┌──
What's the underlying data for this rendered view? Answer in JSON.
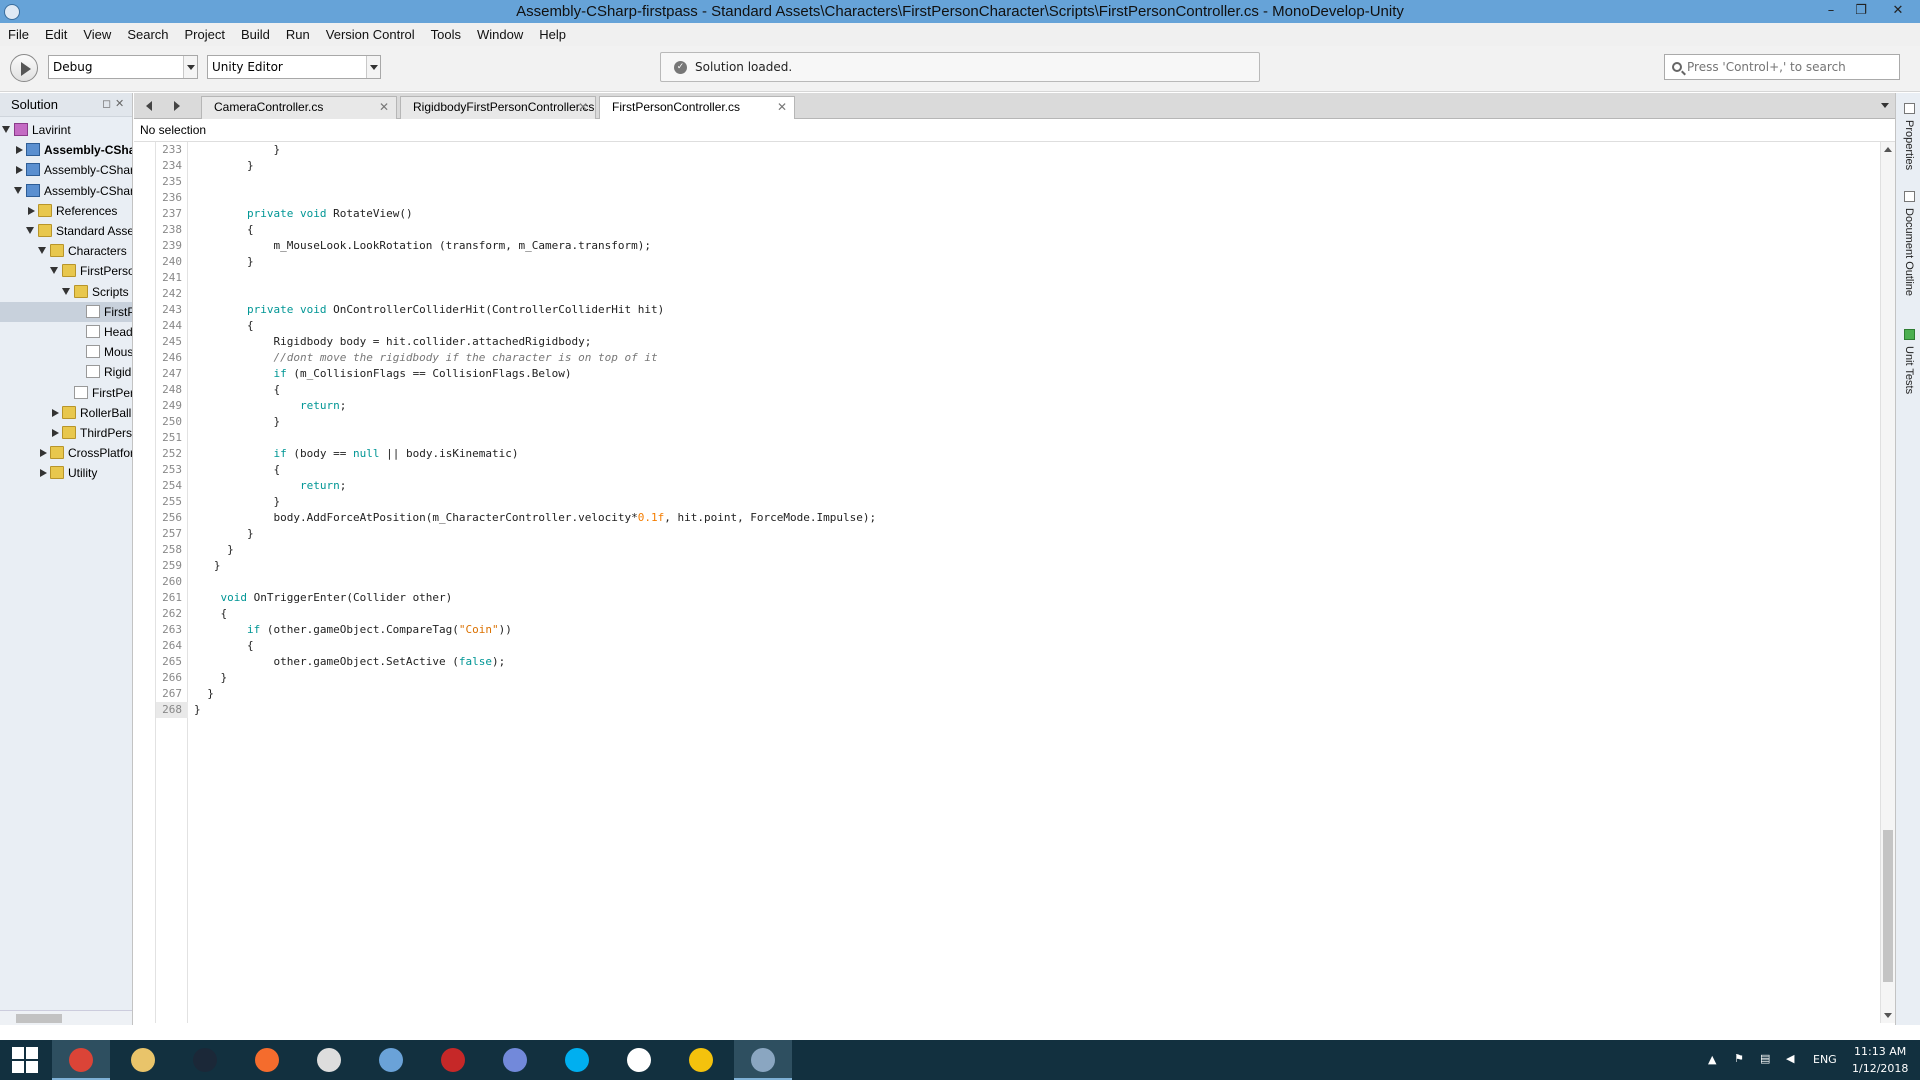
{
  "window": {
    "title": "Assembly-CSharp-firstpass - Standard Assets\\Characters\\FirstPersonCharacter\\Scripts\\FirstPersonController.cs - MonoDevelop-Unity",
    "minimize": "–",
    "maximize": "❐",
    "close": "✕"
  },
  "menu": [
    "File",
    "Edit",
    "View",
    "Search",
    "Project",
    "Build",
    "Run",
    "Version Control",
    "Tools",
    "Window",
    "Help"
  ],
  "toolbar": {
    "configuration": "Debug",
    "target": "Unity Editor",
    "status_text": "Solution loaded.",
    "search_placeholder": "Press 'Control+,' to search"
  },
  "solution": {
    "title": "Solution",
    "pin": "◻",
    "close": "✕",
    "tree": [
      {
        "label": "Lavirint",
        "indent": 0,
        "expander": "open",
        "icon": "sol",
        "bold": false
      },
      {
        "label": "Assembly-CSharp",
        "indent": 1,
        "expander": "closed",
        "icon": "proj",
        "bold": true
      },
      {
        "label": "Assembly-CSharp-Editor",
        "indent": 1,
        "expander": "closed",
        "icon": "proj",
        "bold": false
      },
      {
        "label": "Assembly-CSharp-firstpass",
        "indent": 1,
        "expander": "open",
        "icon": "proj",
        "bold": false
      },
      {
        "label": "References",
        "indent": 2,
        "expander": "closed",
        "icon": "folder",
        "bold": false
      },
      {
        "label": "Standard Assets",
        "indent": 2,
        "expander": "open",
        "icon": "folder",
        "bold": false
      },
      {
        "label": "Characters",
        "indent": 3,
        "expander": "open",
        "icon": "folder",
        "bold": false
      },
      {
        "label": "FirstPersonCharacter",
        "indent": 4,
        "expander": "open",
        "icon": "folder",
        "bold": false
      },
      {
        "label": "Scripts",
        "indent": 5,
        "expander": "open",
        "icon": "folder",
        "bold": false
      },
      {
        "label": "FirstPersonController.cs",
        "indent": 6,
        "expander": "",
        "icon": "file",
        "bold": false,
        "selected": true
      },
      {
        "label": "HeadBob.cs",
        "indent": 6,
        "expander": "",
        "icon": "file",
        "bold": false
      },
      {
        "label": "MouseLook.cs",
        "indent": 6,
        "expander": "",
        "icon": "file",
        "bold": false
      },
      {
        "label": "RigidbodyFirstPersonController.cs",
        "indent": 6,
        "expander": "",
        "icon": "file",
        "bold": false
      },
      {
        "label": "FirstPersonCharacterGuidelines.txt",
        "indent": 5,
        "expander": "",
        "icon": "file",
        "bold": false
      },
      {
        "label": "RollerBall",
        "indent": 4,
        "expander": "closed",
        "icon": "folder",
        "bold": false
      },
      {
        "label": "ThirdPersonCharacter",
        "indent": 4,
        "expander": "closed",
        "icon": "folder",
        "bold": false
      },
      {
        "label": "CrossPlatformInput",
        "indent": 3,
        "expander": "closed",
        "icon": "folder",
        "bold": false
      },
      {
        "label": "Utility",
        "indent": 3,
        "expander": "closed",
        "icon": "folder",
        "bold": false
      }
    ]
  },
  "tabs": [
    {
      "label": "CameraController.cs",
      "active": false
    },
    {
      "label": "RigidbodyFirstPersonController.cs",
      "active": false
    },
    {
      "label": "FirstPersonController.cs",
      "active": true
    }
  ],
  "tab_close": "✕",
  "path_bar": "No selection",
  "editor": {
    "current_line": "268",
    "lines": [
      {
        "n": "233",
        "t": [
          [
            "",
            "            }"
          ]
        ]
      },
      {
        "n": "234",
        "t": [
          [
            "",
            "        }"
          ]
        ]
      },
      {
        "n": "235",
        "t": []
      },
      {
        "n": "236",
        "t": []
      },
      {
        "n": "237",
        "t": [
          [
            "",
            "        "
          ],
          [
            "kw",
            "private void"
          ],
          [
            "",
            " RotateView()"
          ]
        ]
      },
      {
        "n": "238",
        "t": [
          [
            "",
            "        {"
          ]
        ]
      },
      {
        "n": "239",
        "t": [
          [
            "",
            "            m_MouseLook.LookRotation (transform, m_Camera.transform);"
          ]
        ]
      },
      {
        "n": "240",
        "t": [
          [
            "",
            "        }"
          ]
        ]
      },
      {
        "n": "241",
        "t": []
      },
      {
        "n": "242",
        "t": []
      },
      {
        "n": "243",
        "t": [
          [
            "",
            "        "
          ],
          [
            "kw",
            "private void"
          ],
          [
            "",
            " OnControllerColliderHit(ControllerColliderHit hit)"
          ]
        ]
      },
      {
        "n": "244",
        "t": [
          [
            "",
            "        {"
          ]
        ]
      },
      {
        "n": "245",
        "t": [
          [
            "",
            "            Rigidbody body = hit.collider.attachedRigidbody;"
          ]
        ]
      },
      {
        "n": "246",
        "t": [
          [
            "",
            "            "
          ],
          [
            "cm",
            "//dont move the rigidbody if the character is on top of it"
          ]
        ]
      },
      {
        "n": "247",
        "t": [
          [
            "",
            "            "
          ],
          [
            "kw",
            "if"
          ],
          [
            "",
            " (m_CollisionFlags == CollisionFlags.Below)"
          ]
        ]
      },
      {
        "n": "248",
        "t": [
          [
            "",
            "            {"
          ]
        ]
      },
      {
        "n": "249",
        "t": [
          [
            "",
            "                "
          ],
          [
            "kw",
            "return"
          ],
          [
            "",
            ";"
          ]
        ]
      },
      {
        "n": "250",
        "t": [
          [
            "",
            "            }"
          ]
        ]
      },
      {
        "n": "251",
        "t": []
      },
      {
        "n": "252",
        "t": [
          [
            "",
            "            "
          ],
          [
            "kw",
            "if"
          ],
          [
            "",
            " (body == "
          ],
          [
            "kw",
            "null"
          ],
          [
            "",
            " || body.isKinematic)"
          ]
        ]
      },
      {
        "n": "253",
        "t": [
          [
            "",
            "            {"
          ]
        ]
      },
      {
        "n": "254",
        "t": [
          [
            "",
            "                "
          ],
          [
            "kw",
            "return"
          ],
          [
            "",
            ";"
          ]
        ]
      },
      {
        "n": "255",
        "t": [
          [
            "",
            "            }"
          ]
        ]
      },
      {
        "n": "256",
        "t": [
          [
            "",
            "            body.AddForceAtPosition(m_CharacterController.velocity*"
          ],
          [
            "num",
            "0.1f"
          ],
          [
            "",
            ", hit.point, ForceMode.Impulse);"
          ]
        ]
      },
      {
        "n": "257",
        "t": [
          [
            "",
            "        }"
          ]
        ]
      },
      {
        "n": "258",
        "t": [
          [
            "",
            "     }"
          ]
        ]
      },
      {
        "n": "259",
        "t": [
          [
            "",
            "   }"
          ]
        ]
      },
      {
        "n": "260",
        "t": []
      },
      {
        "n": "261",
        "t": [
          [
            "",
            "    "
          ],
          [
            "kw",
            "void"
          ],
          [
            "",
            " OnTriggerEnter(Collider other)"
          ]
        ]
      },
      {
        "n": "262",
        "t": [
          [
            "",
            "    {"
          ]
        ]
      },
      {
        "n": "263",
        "t": [
          [
            "",
            "        "
          ],
          [
            "kw",
            "if"
          ],
          [
            "",
            " (other.gameObject.CompareTag("
          ],
          [
            "str",
            "\"Coin\""
          ],
          [
            "",
            "))"
          ]
        ]
      },
      {
        "n": "264",
        "t": [
          [
            "",
            "        {"
          ]
        ]
      },
      {
        "n": "265",
        "t": [
          [
            "",
            "            other.gameObject.SetActive ("
          ],
          [
            "kw",
            "false"
          ],
          [
            "",
            ");"
          ]
        ]
      },
      {
        "n": "266",
        "t": [
          [
            "",
            "    }"
          ]
        ]
      },
      {
        "n": "267",
        "t": [
          [
            "",
            "  }"
          ]
        ]
      },
      {
        "n": "268",
        "t": [
          [
            "",
            "}"
          ]
        ]
      }
    ]
  },
  "right_pads": [
    "Properties",
    "Document Outline",
    "Unit Tests"
  ],
  "taskbar": {
    "apps": [
      "Google Chrome",
      "File Explorer",
      "Steam",
      "Origin",
      "App",
      "Fallout Shelter",
      "Uplay",
      "Discord",
      "Skype",
      "Unity",
      "Game",
      "MonoDevelop-Unity"
    ],
    "language": "ENG",
    "time": "11:13 AM",
    "date": "1/12/2018"
  }
}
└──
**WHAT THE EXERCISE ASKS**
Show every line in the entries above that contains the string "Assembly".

**RESPONSE TO THIS TASK**
    "title": "Assembly-CSharp-firstpass - Standard Assets\\Characters\\FirstPersonCharacter\\Scripts\\FirstPersonController.cs - MonoDevelop-Unity",
        "label": "Assembly-CSharp",
        "label": "Assembly-CSharp-Editor",
        "label": "Assembly-CSharp-firstpass",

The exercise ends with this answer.